Group Size: This small group tour has a maximum of 16 participants, meaning that we have a low impact on the environments and communities we visit and are able to ensure that we do not disrupt or lead to the displacement of local people. The small number also allows us to stay in unique, family-run hotels that cannot benefit from coach tours and other mass tourism due to their limited sizes.
Reviews of Petra and Wadi Rum trekking holiday
You can trust Responsible Travel reviews because, unlike many other schemes, reviews can ONLY be written by people who we have verified have been on the holidays.
I am reborn! Simply the best holiday I have ever been on
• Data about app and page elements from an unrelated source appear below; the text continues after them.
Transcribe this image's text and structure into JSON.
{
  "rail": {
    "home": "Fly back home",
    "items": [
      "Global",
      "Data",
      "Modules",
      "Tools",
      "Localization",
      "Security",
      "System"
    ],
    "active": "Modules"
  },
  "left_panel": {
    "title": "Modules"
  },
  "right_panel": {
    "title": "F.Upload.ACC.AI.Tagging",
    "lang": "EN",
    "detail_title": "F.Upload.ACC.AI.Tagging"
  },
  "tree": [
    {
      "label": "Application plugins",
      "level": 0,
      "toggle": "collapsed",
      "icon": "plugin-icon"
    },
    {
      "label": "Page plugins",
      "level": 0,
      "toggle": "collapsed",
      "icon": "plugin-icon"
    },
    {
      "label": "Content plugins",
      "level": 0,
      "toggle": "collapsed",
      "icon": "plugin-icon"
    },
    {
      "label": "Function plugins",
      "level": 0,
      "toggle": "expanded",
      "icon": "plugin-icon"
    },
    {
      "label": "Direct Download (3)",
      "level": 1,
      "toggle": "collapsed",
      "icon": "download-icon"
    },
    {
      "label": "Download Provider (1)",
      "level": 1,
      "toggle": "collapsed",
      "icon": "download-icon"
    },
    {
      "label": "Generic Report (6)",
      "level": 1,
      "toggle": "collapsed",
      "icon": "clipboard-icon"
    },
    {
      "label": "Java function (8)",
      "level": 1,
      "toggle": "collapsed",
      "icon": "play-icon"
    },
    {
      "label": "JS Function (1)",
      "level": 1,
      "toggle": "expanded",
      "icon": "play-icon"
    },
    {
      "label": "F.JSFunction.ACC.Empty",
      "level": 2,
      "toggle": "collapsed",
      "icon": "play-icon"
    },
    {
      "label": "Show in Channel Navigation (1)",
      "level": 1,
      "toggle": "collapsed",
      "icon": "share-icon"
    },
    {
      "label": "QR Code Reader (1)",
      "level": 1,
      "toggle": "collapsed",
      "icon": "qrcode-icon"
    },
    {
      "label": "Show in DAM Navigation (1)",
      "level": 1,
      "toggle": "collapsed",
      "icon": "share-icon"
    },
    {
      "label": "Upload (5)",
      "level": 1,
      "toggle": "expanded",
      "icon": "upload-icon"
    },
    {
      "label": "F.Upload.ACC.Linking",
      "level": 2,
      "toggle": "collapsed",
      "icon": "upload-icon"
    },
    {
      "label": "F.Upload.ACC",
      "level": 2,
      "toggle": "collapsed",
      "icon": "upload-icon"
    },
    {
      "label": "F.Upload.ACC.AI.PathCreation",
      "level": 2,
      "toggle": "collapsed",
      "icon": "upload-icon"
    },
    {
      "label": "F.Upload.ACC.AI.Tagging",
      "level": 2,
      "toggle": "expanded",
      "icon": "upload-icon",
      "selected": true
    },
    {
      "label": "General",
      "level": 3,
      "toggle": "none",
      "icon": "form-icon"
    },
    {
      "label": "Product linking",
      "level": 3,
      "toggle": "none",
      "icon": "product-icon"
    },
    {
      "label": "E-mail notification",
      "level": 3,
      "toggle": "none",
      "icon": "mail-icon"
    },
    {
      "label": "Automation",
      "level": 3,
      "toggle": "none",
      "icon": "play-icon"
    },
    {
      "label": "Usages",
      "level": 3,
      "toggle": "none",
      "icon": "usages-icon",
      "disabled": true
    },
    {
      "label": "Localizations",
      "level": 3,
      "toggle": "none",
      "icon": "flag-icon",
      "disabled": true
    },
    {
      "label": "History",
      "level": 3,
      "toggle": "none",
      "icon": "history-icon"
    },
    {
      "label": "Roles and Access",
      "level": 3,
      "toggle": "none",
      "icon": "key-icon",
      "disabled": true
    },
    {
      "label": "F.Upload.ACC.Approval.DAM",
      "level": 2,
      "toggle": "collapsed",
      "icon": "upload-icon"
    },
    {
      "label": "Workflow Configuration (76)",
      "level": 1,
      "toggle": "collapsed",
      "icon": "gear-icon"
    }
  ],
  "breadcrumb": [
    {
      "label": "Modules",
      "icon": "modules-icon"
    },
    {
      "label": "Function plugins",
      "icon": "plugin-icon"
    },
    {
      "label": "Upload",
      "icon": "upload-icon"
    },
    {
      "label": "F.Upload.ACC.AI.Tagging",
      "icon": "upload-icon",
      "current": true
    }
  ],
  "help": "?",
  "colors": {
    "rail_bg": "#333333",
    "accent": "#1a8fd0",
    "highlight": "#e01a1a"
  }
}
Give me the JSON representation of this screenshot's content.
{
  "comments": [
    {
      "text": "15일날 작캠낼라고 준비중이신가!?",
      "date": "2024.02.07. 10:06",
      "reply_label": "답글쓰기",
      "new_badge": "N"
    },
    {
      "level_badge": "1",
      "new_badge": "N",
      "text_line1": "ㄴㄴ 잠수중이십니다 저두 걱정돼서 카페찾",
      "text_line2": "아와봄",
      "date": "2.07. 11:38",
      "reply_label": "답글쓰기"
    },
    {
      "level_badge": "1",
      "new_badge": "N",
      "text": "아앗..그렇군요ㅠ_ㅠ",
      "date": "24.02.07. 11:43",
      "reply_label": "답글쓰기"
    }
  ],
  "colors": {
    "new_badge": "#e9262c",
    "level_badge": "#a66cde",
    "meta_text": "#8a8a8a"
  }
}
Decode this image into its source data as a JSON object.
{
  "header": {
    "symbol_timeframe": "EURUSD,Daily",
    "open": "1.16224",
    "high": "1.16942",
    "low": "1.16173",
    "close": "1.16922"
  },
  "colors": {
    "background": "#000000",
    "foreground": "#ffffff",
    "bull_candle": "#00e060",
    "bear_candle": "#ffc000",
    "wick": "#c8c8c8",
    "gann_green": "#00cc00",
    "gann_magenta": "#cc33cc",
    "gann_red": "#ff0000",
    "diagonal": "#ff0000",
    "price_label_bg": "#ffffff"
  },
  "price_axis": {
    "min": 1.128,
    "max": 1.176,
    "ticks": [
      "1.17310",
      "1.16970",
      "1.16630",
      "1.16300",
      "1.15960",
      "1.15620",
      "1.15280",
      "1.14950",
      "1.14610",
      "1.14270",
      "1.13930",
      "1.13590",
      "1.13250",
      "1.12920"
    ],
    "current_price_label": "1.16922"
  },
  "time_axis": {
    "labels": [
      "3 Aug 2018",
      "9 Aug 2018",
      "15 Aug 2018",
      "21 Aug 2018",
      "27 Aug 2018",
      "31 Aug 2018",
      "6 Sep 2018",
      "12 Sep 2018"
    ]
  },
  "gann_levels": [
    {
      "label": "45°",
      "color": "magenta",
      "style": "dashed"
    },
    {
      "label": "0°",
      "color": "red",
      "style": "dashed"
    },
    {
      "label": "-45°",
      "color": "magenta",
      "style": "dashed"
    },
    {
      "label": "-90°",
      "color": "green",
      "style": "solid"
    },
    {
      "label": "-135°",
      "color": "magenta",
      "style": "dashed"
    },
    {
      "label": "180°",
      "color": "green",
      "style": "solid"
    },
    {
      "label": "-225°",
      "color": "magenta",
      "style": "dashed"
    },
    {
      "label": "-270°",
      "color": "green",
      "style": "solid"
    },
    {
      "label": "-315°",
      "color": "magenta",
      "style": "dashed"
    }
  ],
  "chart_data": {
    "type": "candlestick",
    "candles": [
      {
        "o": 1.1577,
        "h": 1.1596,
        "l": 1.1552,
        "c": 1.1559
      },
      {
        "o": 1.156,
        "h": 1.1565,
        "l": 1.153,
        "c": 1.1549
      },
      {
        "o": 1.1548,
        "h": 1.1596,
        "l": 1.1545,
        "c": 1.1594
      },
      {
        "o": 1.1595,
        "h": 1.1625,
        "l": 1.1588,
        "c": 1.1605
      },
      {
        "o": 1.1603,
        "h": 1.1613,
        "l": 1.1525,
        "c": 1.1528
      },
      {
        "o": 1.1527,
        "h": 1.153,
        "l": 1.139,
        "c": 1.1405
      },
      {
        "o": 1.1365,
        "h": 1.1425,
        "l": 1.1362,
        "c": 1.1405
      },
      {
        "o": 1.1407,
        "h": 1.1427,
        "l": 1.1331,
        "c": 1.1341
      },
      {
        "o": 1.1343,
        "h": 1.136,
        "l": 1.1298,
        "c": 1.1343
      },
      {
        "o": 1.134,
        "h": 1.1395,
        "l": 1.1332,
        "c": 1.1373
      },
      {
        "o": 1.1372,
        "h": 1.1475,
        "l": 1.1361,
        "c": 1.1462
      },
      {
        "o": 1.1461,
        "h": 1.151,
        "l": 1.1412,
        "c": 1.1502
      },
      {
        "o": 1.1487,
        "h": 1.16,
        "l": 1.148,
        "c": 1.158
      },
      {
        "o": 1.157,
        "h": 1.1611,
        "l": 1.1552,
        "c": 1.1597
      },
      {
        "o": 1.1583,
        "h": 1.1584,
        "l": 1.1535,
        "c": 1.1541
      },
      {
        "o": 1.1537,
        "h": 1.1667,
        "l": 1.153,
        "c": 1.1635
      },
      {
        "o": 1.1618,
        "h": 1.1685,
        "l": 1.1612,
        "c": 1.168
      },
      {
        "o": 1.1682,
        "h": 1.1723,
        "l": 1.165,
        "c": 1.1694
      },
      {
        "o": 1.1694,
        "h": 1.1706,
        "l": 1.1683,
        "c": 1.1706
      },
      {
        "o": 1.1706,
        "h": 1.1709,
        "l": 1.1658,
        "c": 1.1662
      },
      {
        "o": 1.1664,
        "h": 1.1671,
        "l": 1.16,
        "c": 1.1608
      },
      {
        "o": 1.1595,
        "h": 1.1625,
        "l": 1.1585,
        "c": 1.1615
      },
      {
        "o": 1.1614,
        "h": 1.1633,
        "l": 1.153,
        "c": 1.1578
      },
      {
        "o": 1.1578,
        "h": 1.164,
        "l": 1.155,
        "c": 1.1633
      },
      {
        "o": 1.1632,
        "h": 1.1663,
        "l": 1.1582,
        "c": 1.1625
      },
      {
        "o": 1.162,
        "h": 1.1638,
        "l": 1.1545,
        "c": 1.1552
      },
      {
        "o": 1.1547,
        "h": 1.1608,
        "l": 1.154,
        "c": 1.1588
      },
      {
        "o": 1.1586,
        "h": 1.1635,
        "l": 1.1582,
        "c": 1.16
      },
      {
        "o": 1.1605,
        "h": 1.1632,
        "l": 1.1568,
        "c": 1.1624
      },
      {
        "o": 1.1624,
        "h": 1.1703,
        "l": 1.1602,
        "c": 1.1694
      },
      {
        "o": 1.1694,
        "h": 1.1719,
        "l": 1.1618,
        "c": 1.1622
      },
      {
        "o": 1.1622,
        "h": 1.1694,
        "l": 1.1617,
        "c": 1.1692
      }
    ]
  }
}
Some great stories to tell the grandchildren. Would recommend to a friend
It was OK
A bit disappointing really
Reviewed on 17 Apr 2016 by Jill Marquis
1. What was the most memorable or exciting part of your holiday?
Walking in the desert and the wide open space and peace and quiet. Somehow the actual rhythm of the walking was almost mesmeric and I felt I could walk for hours
2. What tips would you give other travellers booking this holiday?
Big hat, suntan lotion, water 'platypus' to go in your day pack, good camera and a willingness to get on with anything that was put in front of you.
3. Did you feel that your holiday benefited local people, reduced environmental impacts or supported conservation?
Not sure - although local people involved in 'jeeping' our stuff around. We certainly left desert as deserted as when we arrived.
4. Finally, how would you rate your holiday overall?